The quilting was simple, and only took an evening. Just straight lines echoing the seams of the patterned fabric, which is Petal by Tanya Wheelan. The "white" in the top is Kona Snow.

I just love the little way a square forms at the intersection, framing the points where the different fabrics meet.

For the back, I just used some fabrics I had on hand, mostly solids, but I found a red gingham and threw some of that in too.

The colors in the back are darker than the colors in the top, but they blend well.

I don't remember the name of the blue, or the light neutral, but the dark neutral is stone, and as you can see, I've used it for the binding as well. I think it frames all the lighter fabrics beautifully.

This quilt finished at 49" x 64", which is perfect for an extra quilt on my side of the bed only. It would also make a great quilt for the couch, but this dog is only allowed supervised visits with quilts:

Somewhere along the way, she developed quite a taste for them and we've been unable to break her of it.

I'm linking up to Crazy Mom Quilts for her Finish it Friday series. I love those project bags she's putting together - I may need to make some of those myself.

Monday, January 5, 2015

My seriously bad day

It started Friday night, actually. I was walking across my den towards my sewing machine when I heard a loud pop in my left knee and felts lots & lots of pain. I did some google research on knee pops followed by intense pain and determined I had sprained it and I just needed to rest it a while. So I took the weekend off from laundry and just sat around all day Saturday. My husband bought me this:

And probably this in connection with all the rest made everything all better. Maybe a little weak feeling, but virtually pain free. So Sunday was back to life as usual. I had to run to Joann's for thread, I needed to pick up some things from the grocery store, I did some cooking, went back downstairs to sew some more - typical day. I felt so good, in fact, that I made the decision not to wear the brace to sleep. A decision I immediately regretted when I rolled over in bed last night. There was no pop this time, but there was the same sudden onset of pain, only worse. I couldn't put the first bit of weight on my leg. I literally couldn't walk.

So I get up this morning & it's a tiny bit better - I can walk in tiny steps if my knee is bent almost 90 degrees - are you picturing that? All hunched over, grabbing walls for support, shuffling along?

It was right after I got to the couch that I heard it... You know how you're supposed to change the batteries in your smoke detectors when the time changes? And if you don't, it lets out a loud beep every 30 seconds to annoy the crap out of you until you do? That's what I heard. I can barely make it to the bathroom, climbing on a chair to change a battery in a smoke detector is out of the question. So I just get to hear it - all. day. long. My husband is on overtime. Won't get home until around 6:30. I can't guarantee my sanity by then.

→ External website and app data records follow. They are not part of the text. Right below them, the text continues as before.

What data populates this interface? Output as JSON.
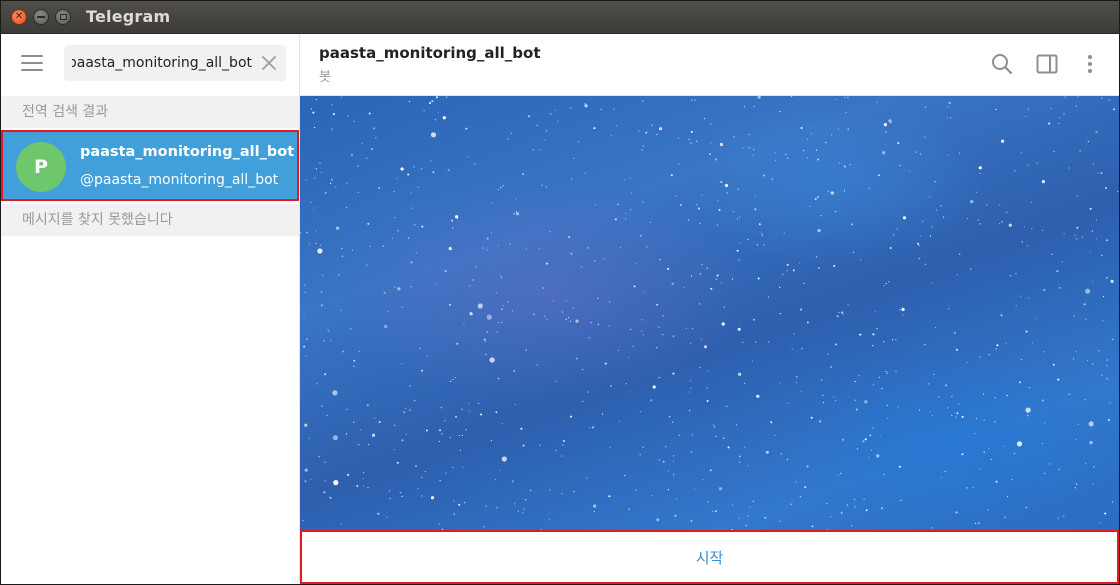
{
  "window": {
    "title": "Telegram"
  },
  "search": {
    "value": "paasta_monitoring_all_bot"
  },
  "sidebar": {
    "global_results_label": "전역 검색 결과",
    "result": {
      "avatar_letter": "P",
      "name": "paasta_monitoring_all_bot",
      "handle": "@paasta_monitoring_all_bot"
    },
    "no_messages_label": "메시지를 찾지 못했습니다"
  },
  "chat": {
    "title": "paasta_monitoring_all_bot",
    "subtitle": "봇",
    "start_label": "시작"
  },
  "colors": {
    "selected_row": "#419fd9",
    "avatar": "#6ec76a",
    "highlight_border": "#e01b24",
    "start_text": "#3a8dcc"
  },
  "icons": [
    "menu-icon",
    "clear-icon",
    "search-icon",
    "sidebar-toggle-icon",
    "more-icon"
  ]
}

But let's make it more interesting. Let's add a tiny dog that is scared of the beep and even after 6 hours, just will not become desensitized:

The shaking and the whining and the getting under my feet. Wow.

While I regret all the activity yesterday that probably allowed a recurrence of the sprain to happen, I'm very glad this was one of the things I chose to do:

Cream of broccoli soup. Folks, this is some of the best soup you'll ever taste. I took a basic recipe from The Pioneer Woman, but I used half chicken stock & half milk, and I only had less than a cup of cheese. I mean, if you have to be stuck at home, unable to even walk well, this is the food you want to have.

So, lest the most attractive picture I leave you with be a bowl of green soup, I'll show you what I did while I rested all day Saturday:

This is a twin sized quilt made out of Paris Flea Market fabrics that I decided to hand quilt. I hesitated for the longest, because I was so sure I'd regret taking on a hand quilting project of this size, but I haven't regretted it for a moment. In fact, I'm pretty sure it is now necessary for me to have a hand quilting project going at all times. I'm nearing the end of this one, and I just love the way it looks. Hand quilting adds something that just can't be replicated with a machine.

I hope you're having a less annoying day than I am, but I doubt your lunch is as good:)